Photographer's Long Career: High Drama To High-TechThe 63-year-old photographer Hwang Kyu-tae says he began working with the computer program Photoshop after discovering the dynamic possibilities of digital technology. But Hwang uses only the most minimal functions of this computer program, things that can also be done manually, such as zooming, toning, cropping and enlarging. For all intents and purposes, he does not digitally manipulate his photographs, and the artist seems to take particular pride in that. He describes his photographs as "pure."
Perhaps his work habits and philosophy of photography come directly from his background: Before becoming a fine-arts photographer, Hwang was a photojournalist for Kyunghyang Sinmun, a daily newspaper. His pictures documented some of the most dramatic moments in modern Korean history.
A significant portion of his works in his exhibition, "Hwang Kyu-tae: Contemporary Photography," on display at the Artsonje Center, consists of photographs he took while a journalist. Hwang scanned the black and white negatives from the 1960s and reinterpreted them.
As a result, the photographs on display are quite different from their original prints. Among them are images of President Park Chung Hee smoking in his back yards, a group of government officers in dark suits gossiping among themselves and children eating red bean buns on the street.
Another part of the exhibition is a collection of the artist's more recent works done in color. Consisting of enlarged images of computer monitors, drug capsules and sticker labels, Hwang says these works were inspired when he worked in a processing lab in the United States. "It's interesting because the style of the photographs displayed here often imitate the salon photographs that were frequent among the modernists," says Lee Young-jun, the curator of the exhibition.
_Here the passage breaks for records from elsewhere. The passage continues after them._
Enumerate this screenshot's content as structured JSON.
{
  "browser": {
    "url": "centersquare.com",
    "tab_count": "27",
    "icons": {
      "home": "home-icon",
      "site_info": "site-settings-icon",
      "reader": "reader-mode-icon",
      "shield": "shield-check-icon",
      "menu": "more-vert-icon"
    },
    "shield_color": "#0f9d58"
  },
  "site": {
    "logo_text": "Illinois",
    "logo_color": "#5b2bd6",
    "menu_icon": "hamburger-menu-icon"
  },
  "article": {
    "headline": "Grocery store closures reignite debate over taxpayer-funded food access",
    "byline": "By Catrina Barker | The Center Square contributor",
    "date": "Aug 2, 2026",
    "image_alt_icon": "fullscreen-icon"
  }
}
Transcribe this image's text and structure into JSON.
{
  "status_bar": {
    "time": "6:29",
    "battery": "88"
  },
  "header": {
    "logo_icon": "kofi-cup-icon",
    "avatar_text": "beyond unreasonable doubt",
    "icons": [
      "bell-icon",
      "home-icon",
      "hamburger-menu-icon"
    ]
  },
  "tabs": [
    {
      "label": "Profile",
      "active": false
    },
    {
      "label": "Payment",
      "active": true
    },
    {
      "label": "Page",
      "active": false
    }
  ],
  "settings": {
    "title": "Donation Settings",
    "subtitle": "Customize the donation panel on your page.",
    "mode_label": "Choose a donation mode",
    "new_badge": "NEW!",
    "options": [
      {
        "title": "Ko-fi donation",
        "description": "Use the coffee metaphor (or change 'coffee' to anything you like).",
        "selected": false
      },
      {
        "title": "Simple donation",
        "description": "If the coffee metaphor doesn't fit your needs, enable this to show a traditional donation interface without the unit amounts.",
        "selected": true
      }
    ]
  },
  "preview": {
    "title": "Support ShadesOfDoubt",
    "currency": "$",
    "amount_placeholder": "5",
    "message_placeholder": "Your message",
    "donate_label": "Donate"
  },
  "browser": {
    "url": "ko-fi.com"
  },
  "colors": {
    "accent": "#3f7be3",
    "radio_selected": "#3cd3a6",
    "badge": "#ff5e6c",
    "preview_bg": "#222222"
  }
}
Salon photographs depicted landscape images, such as wet fog and trees, often based on melodrama. But Lee adds, "Hwang's images provoke something much more daring in content, even in a contemporary context."
The exhibition runs Saturday through Feb. 24. For more information, contact the Artsonje Museum at 02-733-8945.
by Park Soo-mee